## Required work
Filter the data below, keeping only lines that contain "target".

## Website and app data records

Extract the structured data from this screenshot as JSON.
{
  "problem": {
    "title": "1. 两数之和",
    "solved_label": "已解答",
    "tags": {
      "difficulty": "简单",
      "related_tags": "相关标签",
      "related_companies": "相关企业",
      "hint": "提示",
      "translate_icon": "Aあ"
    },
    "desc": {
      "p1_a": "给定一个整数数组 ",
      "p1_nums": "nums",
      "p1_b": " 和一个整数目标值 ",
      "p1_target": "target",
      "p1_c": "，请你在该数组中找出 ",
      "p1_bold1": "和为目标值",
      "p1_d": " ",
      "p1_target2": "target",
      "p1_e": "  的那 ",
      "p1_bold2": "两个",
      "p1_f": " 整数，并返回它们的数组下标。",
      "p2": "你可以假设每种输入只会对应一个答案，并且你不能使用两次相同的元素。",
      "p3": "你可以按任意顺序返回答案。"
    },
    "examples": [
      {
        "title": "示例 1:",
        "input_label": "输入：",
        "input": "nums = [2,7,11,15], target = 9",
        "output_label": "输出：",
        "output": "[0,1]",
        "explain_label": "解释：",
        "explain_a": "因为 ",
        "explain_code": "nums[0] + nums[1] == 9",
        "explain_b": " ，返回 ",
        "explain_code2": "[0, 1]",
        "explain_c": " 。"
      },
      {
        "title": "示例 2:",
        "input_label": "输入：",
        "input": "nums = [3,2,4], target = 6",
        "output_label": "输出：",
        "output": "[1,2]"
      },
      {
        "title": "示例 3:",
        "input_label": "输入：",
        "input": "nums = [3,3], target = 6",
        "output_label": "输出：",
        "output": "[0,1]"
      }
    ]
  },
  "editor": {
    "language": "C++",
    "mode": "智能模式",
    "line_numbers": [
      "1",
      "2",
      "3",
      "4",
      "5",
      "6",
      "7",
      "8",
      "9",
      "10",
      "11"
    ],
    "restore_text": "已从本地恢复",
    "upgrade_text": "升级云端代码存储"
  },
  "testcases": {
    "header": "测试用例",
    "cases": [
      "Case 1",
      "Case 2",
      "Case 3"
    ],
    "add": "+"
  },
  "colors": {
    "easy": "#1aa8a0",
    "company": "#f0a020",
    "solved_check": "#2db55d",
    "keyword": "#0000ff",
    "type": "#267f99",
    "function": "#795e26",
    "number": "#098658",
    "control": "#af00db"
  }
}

## Answer for the task
      "p1_target": "target",
      "p1_target2": "target",
        "input": "nums = [2,7,11,15], target = 9",
        "input": "nums = [3,2,4], target = 6",
        "input": "nums = [3,3], target = 6",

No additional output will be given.